The Central Indian Ridge is located at the north of the Rodriguez Triple Junction and shows slow~intermediate spreading rate. The Kairei Hydrothermal Field (KHF) was discovered in the first segment of the Central Indian Ridge. The vent fluid has higher H2 content compared to other hydrothermal vent fluids in the world.
Although the KHF itself exists above a basaltic rock massif named the Hakuho Knoll, gabbro and peridotites were discovered on the seafloor around the KHF. The Yokoniwa Rise is located at the north of the KHF and shows peridotites exposure on the seafloor. The Uraniwa Hills are small core complexes which exist just east of the KHF and olivine-rich gabbroic rocks are exposed on the seafloor. The serpentinization of these deep-seated rocks exposed around the KHF may contribute to the high H2 concentration of the vent fluid. To understand the sub-seafloor of the KHF, we conducted a seismic reflection/refraction survey with ocean bottom seismometers (OBSs).

2. Observation and Analysis
We conducted a seismic reflection/refraction survey from January 27 to January 29 in 2013 and from March 5 to March 6 in 2013 using S/V Yokosuka of JAMSTEC. In the experiment, we used 19 OBSs, an air gun (G.I.gun) and a single channel steamer cable. We obtained 5 survey lines NNW-SSE direction parallel to the ridge axis, 5 lines E-W direction and 5 lines NE-SW direction. In addition to these lines, we acquired other 5 lines passing through the point above the KHF or the Yokoniwa Rise.
In analysis of refraction data, we estimated 2-D velocity model under survey lines using the progressive model development method (Sato and Kennett, 2000). Then, we constructed a 3-D initial model and conducted 3-D inversion using FAST (Zelt and Barton, 1998).
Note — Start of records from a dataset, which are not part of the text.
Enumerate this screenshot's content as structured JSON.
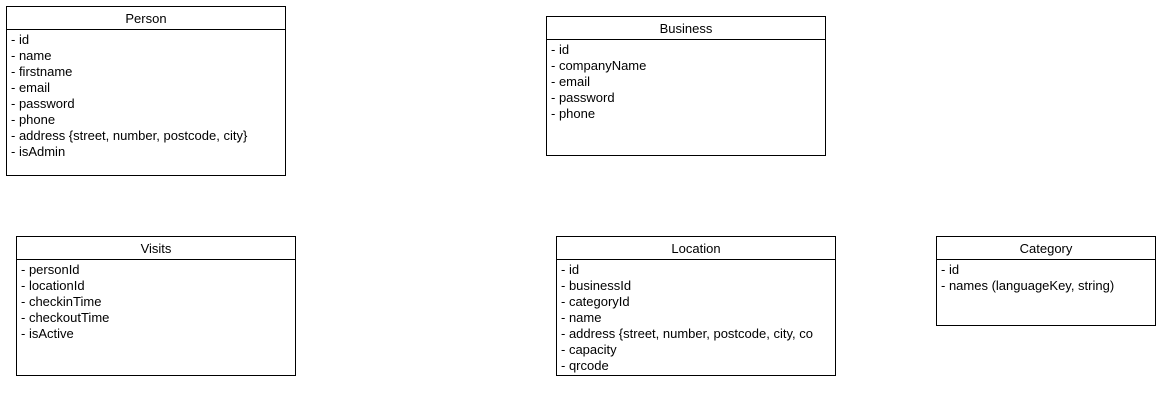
{
  "classes": {
    "person": {
      "name": "Person",
      "attributes": [
        "- id",
        "- name",
        "- firstname",
        "- email",
        "- password",
        "- phone",
        "- address {street, number, postcode, city}",
        "- isAdmin"
      ]
    },
    "business": {
      "name": "Business",
      "attributes": [
        "- id",
        "- companyName",
        "- email",
        "- password",
        "- phone"
      ]
    },
    "visits": {
      "name": "Visits",
      "attributes": [
        "- personId",
        "- locationId",
        "- checkinTime",
        "- checkoutTime",
        "- isActive"
      ]
    },
    "location": {
      "name": "Location",
      "attributes": [
        "- id",
        "- businessId",
        "- categoryId",
        "- name",
        "- address {street, number, postcode, city, co",
        "- capacity",
        "- qrcode"
      ]
    },
    "category": {
      "name": "Category",
      "attributes": [
        "- id",
        "- names (languageKey, string)"
      ]
    }
  }
}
3. Results
Seismic velocities under the Yokoniwa Rise and the Hakuho Knoll exceed about 6 km/s at depth of 1-2 km below seafloor. The high velocity area extends horizontally beneath the Yokoniwa Rise, suggesting that deep-seated rocks are uplifted when the Yokoniwa Rise was formed. The high velocity area beneath the Hakuho Knoll extends vertically, indicating that the knoll is a volcanic seamount.
A 1-D velocity profile of this study area generally seems to be similar to that of mid ocean ridges such as Mid-Atlantic Ridge, East Pacific Rise until depth of 3 km below the seafloor. However, the velocity of this study area at the seafloor shows about 1 km/s faster than that of other ridges except Juan de Fuca Ridge and the Southern Ridge. The Southern Ridge is the south part of the Atlantis Massif core complex on the Mid-Atlantic Ridge, and serpentines were sampled on the seafloor. The 1-D velocity structure of this study area is similar with that of the Southern Ridge, suggesting that deep-seated rocks are uplifted and serpentinized at shallow depth in this study area.

We thank the captain and crews of S/V Yokosuka of JAMSTEC for their support. This work was supported by Grant-in-Aid for Scientific Research on Innovative Areas of the Ministry of Education, Culture, Sports, Science and Technology (Grant Number 20109002, TAIGA project).